The parched remains of dead cattle are spread across the dry creek-bed of Cooper Creek. Then, a once in a lifetime flood creates an inland sea. With the creek in flood, Tom is shown ferrying his load across the waters in a small steel punt. With a passenger to help, he can get the load across in six or seven trips. As Tom and his passenger load up the punt and carry across barrels and sacks of supplies, William Henry cooks some tucker in his makeshift living room on the edge of the water.
William Henry calls them in for tucker and as Tom comes ashore, he dances light-footedly around a dressmaker’s model to the music playing in the background. The others have a good laugh. After his impromptu dance, Tom politely tips his hat to the dummy.
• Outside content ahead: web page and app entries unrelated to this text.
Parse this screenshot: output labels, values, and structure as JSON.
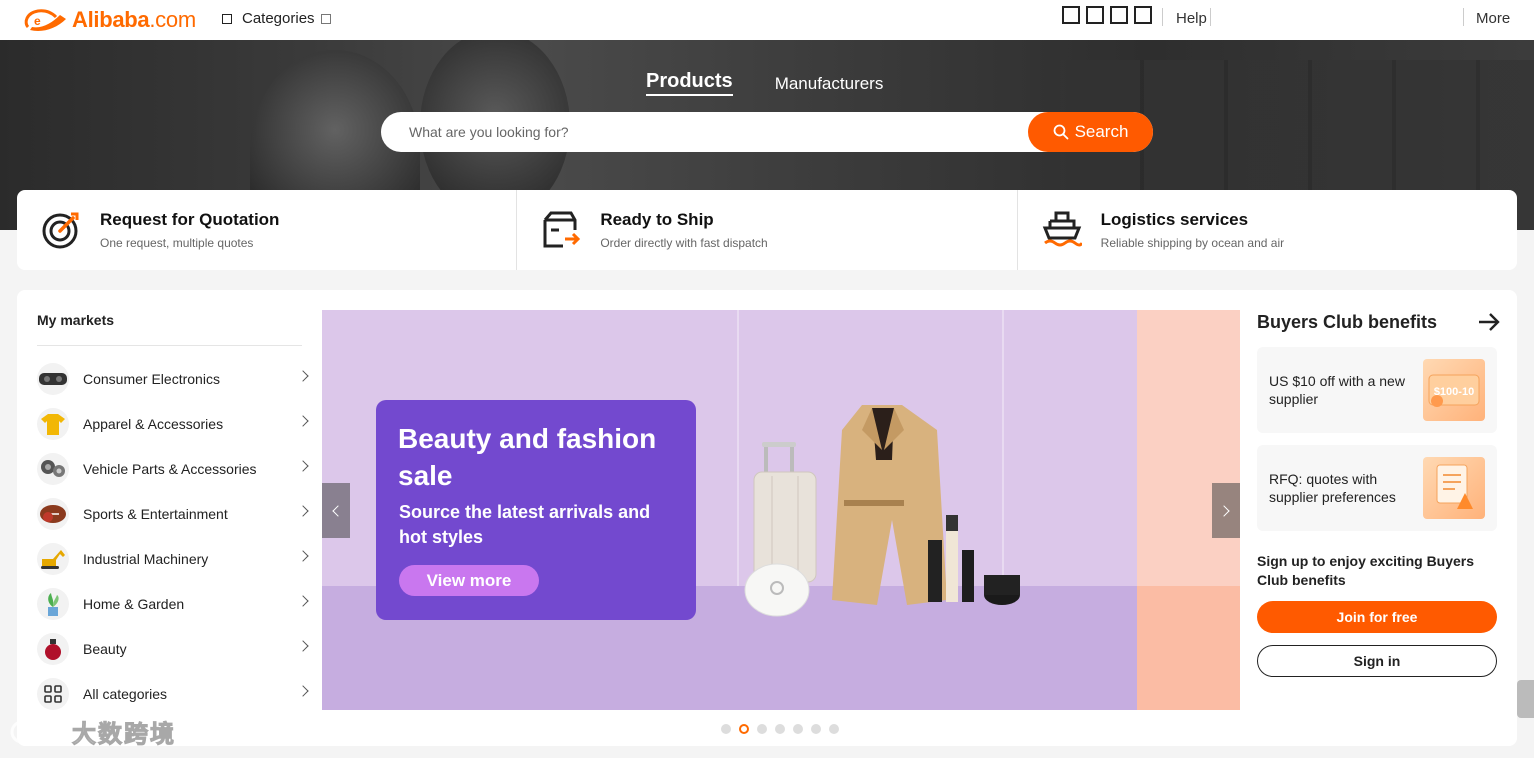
{
  "header": {
    "logo_brand": "Alibaba",
    "logo_suffix": ".com",
    "categories_label": "Categories",
    "help_label": "Help",
    "more_label": "More"
  },
  "hero": {
    "tabs": [
      {
        "label": "Products",
        "active": true
      },
      {
        "label": "Manufacturers",
        "active": false
      }
    ],
    "search_placeholder": "What are you looking for?",
    "search_button": "Search"
  },
  "services": [
    {
      "title": "Request for Quotation",
      "subtitle": "One request, multiple quotes",
      "icon": "target-icon"
    },
    {
      "title": "Ready to Ship",
      "subtitle": "Order directly with fast dispatch",
      "icon": "box-arrow-icon"
    },
    {
      "title": "Logistics services",
      "subtitle": "Reliable shipping by ocean and air",
      "icon": "ship-icon"
    }
  ],
  "markets": {
    "title": "My markets",
    "items": [
      {
        "label": "Consumer Electronics",
        "icon": "vr-headset-icon"
      },
      {
        "label": "Apparel & Accessories",
        "icon": "tshirt-icon"
      },
      {
        "label": "Vehicle Parts & Accessories",
        "icon": "car-parts-icon"
      },
      {
        "label": "Sports & Entertainment",
        "icon": "football-icon"
      },
      {
        "label": "Industrial Machinery",
        "icon": "excavator-icon"
      },
      {
        "label": "Home & Garden",
        "icon": "plant-icon"
      },
      {
        "label": "Beauty",
        "icon": "perfume-icon"
      },
      {
        "label": "All categories",
        "icon": "grid-icon"
      }
    ]
  },
  "banner": {
    "title": "Beauty and fashion sale",
    "subtitle": "Source the latest arrivals and hot styles",
    "button": "View more",
    "slide_count": 7,
    "active_slide": 2
  },
  "buyers_club": {
    "title": "Buyers Club benefits",
    "cards": [
      {
        "text": "US $10 off with a new supplier",
        "image_label": "$100-10"
      },
      {
        "text": "RFQ: quotes with supplier preferences"
      }
    ],
    "signup_text": "Sign up to enjoy exciting Buyers Club benefits",
    "join_button": "Join for free",
    "signin_button": "Sign in"
  },
  "watermark": {
    "text": "大数跨境"
  },
  "colors": {
    "brand_orange": "#ff6a00",
    "promo_purple": "#7349cf",
    "banner_bg": "#dcc7ea"
  }
}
This two-part sequence contrasts a realistic scenario with a more fanciful one – the latter revealing a little more of Tom’s charming character. Tom dancing with a dressmaker’s model was entirely Heyer’s invention and seems at first extremely contrived. What it does reveal, however, is a tenderness and lightness to Tom that his heavy-set frame and low-key practicality otherwise conceals.